Which brings me back to the question at hand…what could possibly produce a rise in real estate values against the negative news in the mainstream media?
There are few factors to note. We’ll go into in more detail on each in future editions…
- Population growth into markets that are limited in supply.
- Rises in rental prices placing pressure on existing supply.
- Technology — assisting an increasing number of fintech lenders into the property market lending space — and blockchain technology aiding fractionalised lending models.
- Strong indicators showing inflation is slowing and the prospect of the RBA pausing as we transit through 2023.
- State home buyer incentives, such as the switch from stamp duty to land taxation in NSW assisting to boost the lower end of the market. This is something that will likely produce a wave across the whole market as those selling properties at the lower end will have more to upgrade.
- Rising commodity prices assisting markets exposed to this driver, Perth, for example.
For now, let’s focus on population growth.
Net arrivals into Australia accelerated to 200,000-plus in October.
Arrivals have been outpacing departures since July.
2023 will likely be a record year for population growth in Australia, and that’s going to place a significant challenge on property markets in the cities capturing the bulk of the inflow (Sydney and Melbourne, in particular).
Notably, migrants are renters before they are buyers. And annual growth in rental values continues to accelerate.
Since COVID, the building industry has been subject to natural weather disasters, substantial increases in the price of building materials, major supply chain disruptions, and labour shortages.
There’s no big influx of supply to ease conditions in the shorter term.
Therefore, it’s expected that rents will continue to rise through at least the first half of 2023 as a result. And as mentioned previously, this ultimately places upward pressure on land values in areas of short supply.
For investors, population growth flowing into areas that are short on supply is the beginning of the gentrification flow chart.

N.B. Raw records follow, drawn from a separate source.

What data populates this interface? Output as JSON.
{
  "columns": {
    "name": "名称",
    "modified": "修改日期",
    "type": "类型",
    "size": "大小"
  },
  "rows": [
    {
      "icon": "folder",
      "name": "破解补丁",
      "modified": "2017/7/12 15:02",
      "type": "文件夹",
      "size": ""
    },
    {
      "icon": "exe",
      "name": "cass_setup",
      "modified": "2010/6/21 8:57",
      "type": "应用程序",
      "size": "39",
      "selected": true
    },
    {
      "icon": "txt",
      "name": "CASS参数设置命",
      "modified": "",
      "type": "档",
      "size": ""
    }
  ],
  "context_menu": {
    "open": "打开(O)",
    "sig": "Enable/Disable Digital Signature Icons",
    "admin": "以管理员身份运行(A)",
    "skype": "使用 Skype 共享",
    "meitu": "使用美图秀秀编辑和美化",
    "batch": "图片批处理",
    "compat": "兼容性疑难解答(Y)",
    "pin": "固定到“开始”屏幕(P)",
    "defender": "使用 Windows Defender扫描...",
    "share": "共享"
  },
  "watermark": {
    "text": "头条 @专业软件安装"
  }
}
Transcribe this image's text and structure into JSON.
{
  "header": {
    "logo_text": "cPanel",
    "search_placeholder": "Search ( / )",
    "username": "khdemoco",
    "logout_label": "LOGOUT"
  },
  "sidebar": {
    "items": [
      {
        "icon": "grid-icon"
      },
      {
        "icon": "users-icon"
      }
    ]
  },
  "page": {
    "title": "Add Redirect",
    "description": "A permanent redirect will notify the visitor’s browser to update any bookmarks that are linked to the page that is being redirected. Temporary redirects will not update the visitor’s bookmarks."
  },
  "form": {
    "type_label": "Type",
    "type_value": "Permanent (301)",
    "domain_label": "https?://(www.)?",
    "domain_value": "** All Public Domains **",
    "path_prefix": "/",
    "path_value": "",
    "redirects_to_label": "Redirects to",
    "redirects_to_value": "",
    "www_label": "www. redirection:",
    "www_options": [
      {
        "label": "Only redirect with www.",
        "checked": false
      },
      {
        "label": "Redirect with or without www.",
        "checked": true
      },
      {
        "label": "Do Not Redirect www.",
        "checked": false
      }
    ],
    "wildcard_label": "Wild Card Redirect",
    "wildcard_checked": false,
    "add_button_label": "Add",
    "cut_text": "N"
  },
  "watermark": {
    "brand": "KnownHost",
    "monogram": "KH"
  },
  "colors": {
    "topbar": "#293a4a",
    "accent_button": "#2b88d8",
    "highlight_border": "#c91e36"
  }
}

In Australian history, price rises have always started with this initial ingredient.
In fact, I’ve made a flow chart to show how it works:
Source: Catherine Cashmore
Just look back at what happened during COVID as an example.
Massive interstate migration flooded into regional areas, producing an unprecedented wave of inflation in markets not equipped to manage the influx.
Regional Victorian house prices, for example, grew at the fastest rate in 20 years through 2021.
That kind of inflationary boom cannot be sustained without a pullback or a continuation of the factors that produced it.
And in this case, population is now making a return to the cities, and the stimulus provided over the pandemic is no longer relevant.
I expect the government will step up at some point to incentivise the building industry so it can meet its ‘one million well-located homes in five years’ promise.
And considering the number of first home buyers has halved since the peak in 2021, how long before we see a few more incentives to encourage them back into the market?
As I said, I’ll touch on the other drivers that could potentially push prices higher in future updates.
For now, however, I think it’s safe to say we’re not there yet…
Editor, Land Cycle Investor